  • Firing employees after neglecting to follow safety measures

    Scenario 2: Neglecting to Follow Safety Measures

    Fire on the Spot? Yes

    You’re responsible for providing a safe workplace. Assuming you’re complying with the safety standards that apply to your business and industry — and have trained employees on the proper precautions — you can and should immediately terminate an employee who blatantly ignores these safety measures.

  • Firing employees for profanity toward a coworker or customer

    Scenario 3: Profanity Toward a Coworker or Customer

    Fire on the spot? Yes

    Vulgar outbursts against a colleague or customer should never be ignored. Religious, racial, ethnic and gender-based slurs are especially problematic, because they can quickly veer into harassment. An employee who swears too much may need only counseling, but one who hurls profanities or slurs in a heated argument should be shown the door.

  • Can I fire an employee who is frequently absent?

    Scenario 4: Frequent Absences

    Fire on the Spot? No
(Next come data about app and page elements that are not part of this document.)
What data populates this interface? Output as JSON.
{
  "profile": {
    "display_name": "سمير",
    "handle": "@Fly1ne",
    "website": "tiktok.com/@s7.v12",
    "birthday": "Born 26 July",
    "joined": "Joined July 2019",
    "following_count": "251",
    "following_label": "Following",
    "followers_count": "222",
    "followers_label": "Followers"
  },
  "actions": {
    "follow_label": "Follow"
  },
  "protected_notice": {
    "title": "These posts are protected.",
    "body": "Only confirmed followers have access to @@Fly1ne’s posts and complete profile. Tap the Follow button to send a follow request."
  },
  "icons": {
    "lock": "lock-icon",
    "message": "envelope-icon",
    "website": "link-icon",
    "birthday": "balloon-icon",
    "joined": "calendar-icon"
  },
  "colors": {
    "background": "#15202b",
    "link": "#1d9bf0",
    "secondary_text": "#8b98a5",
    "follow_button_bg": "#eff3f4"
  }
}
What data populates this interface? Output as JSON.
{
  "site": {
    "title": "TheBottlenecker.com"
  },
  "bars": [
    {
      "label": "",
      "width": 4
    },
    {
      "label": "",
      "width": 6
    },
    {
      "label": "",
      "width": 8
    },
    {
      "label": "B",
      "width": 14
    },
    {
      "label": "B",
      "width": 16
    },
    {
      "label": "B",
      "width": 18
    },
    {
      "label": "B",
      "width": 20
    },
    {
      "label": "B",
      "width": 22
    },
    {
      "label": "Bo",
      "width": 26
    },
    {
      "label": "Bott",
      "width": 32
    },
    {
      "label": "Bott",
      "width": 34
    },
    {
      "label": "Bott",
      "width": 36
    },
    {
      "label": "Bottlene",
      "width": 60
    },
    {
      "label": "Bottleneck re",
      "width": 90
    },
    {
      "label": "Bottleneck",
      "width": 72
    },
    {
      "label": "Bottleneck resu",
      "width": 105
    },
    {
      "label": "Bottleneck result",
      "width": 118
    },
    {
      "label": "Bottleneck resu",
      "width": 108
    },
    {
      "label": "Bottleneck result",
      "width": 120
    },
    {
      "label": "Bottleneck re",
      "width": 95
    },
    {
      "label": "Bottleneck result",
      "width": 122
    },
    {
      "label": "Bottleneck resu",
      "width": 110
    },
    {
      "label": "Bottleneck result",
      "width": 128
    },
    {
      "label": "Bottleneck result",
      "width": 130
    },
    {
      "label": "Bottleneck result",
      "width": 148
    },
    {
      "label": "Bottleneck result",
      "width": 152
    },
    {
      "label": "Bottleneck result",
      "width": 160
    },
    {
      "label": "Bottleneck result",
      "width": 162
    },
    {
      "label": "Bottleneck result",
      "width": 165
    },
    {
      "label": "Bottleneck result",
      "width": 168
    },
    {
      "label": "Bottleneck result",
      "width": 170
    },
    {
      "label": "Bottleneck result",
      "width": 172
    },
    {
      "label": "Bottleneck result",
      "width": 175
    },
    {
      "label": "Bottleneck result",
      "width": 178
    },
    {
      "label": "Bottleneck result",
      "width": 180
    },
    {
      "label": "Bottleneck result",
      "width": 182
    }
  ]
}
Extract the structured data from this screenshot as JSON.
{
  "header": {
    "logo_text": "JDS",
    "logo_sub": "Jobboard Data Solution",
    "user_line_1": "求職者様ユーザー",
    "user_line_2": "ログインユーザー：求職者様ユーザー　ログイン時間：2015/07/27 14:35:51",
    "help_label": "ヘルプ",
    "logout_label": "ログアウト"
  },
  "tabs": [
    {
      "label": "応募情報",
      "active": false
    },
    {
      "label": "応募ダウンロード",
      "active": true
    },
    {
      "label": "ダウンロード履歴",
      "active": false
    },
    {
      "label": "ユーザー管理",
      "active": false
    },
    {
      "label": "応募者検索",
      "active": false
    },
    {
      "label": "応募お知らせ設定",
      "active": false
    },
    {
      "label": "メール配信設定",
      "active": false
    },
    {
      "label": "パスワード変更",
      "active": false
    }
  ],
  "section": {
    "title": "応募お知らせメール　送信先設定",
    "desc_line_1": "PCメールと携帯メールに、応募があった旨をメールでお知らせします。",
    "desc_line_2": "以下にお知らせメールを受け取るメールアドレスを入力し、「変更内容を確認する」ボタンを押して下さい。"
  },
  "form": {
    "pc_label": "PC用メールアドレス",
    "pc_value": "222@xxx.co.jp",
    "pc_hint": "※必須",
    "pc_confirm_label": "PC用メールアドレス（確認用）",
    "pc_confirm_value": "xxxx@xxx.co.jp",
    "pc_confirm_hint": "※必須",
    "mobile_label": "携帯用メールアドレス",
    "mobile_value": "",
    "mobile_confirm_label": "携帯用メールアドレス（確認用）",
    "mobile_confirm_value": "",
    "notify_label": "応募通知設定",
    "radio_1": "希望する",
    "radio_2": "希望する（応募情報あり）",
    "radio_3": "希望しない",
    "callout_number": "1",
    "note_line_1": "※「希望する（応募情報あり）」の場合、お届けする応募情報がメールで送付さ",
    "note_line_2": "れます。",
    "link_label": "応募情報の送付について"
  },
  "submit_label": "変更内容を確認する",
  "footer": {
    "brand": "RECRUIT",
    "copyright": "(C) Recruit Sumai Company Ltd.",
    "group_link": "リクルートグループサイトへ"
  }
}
    Excessive absenteeism should be addressed, especially when you’re dealing with employees who are always late or frequently call out sick. But be careful. Some absences are protected under the Family and Medical Leave Act (FMLA) and other employment laws, and shouldn’t lead to disciplinary action or discharge. Get the facts before you make a decision.

  • Can I fire an employee sharing salary information?

    Scenario 5: Sharing Salary or Bonus Information

    Fire on the Spot? No

    Though you may prefer that employees not talk about their wages, you can’t stop them from doing so. The National Labor Relations Act (NLRA) gives employees the right to discuss hours, pay and working conditions. In fact, such discussions, even on social media such as Facebook, are a form of “protected concerted activity.”

  • Am I able to fire employees who submit complaints about discrimination and harassment?

    Scenario 6: Complaining about Discrimination or Harassment

    Fire on the spot? No

    Firing an employee who complains about discrimination or harassment (or reports illegal or unethical activity) is considered illegal retaliation. Other forms of adverse action, such as demotion, salary reduction or change in job assignment, are also prohibited by law.

  • Protect your business with solid policies

    Protect Your Business with Solid Policies

    Formal, written employee policies are your first line of defense with any disciplinary action. “Your polices should clearly outline the rules of your workplace, as well as the potential consequences for any misconduct or violations,” says Shanna Wall, compliance attorney for ComplyRight. For assistance in creating a comprehensive, attorney-approved policy manual, check out our easy-to-use handbook software.


Jaime Lizotte
Presented by: Jaime Lizotte,
HR Solutions Manager
Hiring, recordkeeping, time and attendance tracking, employee discipline, filing 1099 and W2s ... all of these tasks create overhead expenses and detract from revenue-generating activities.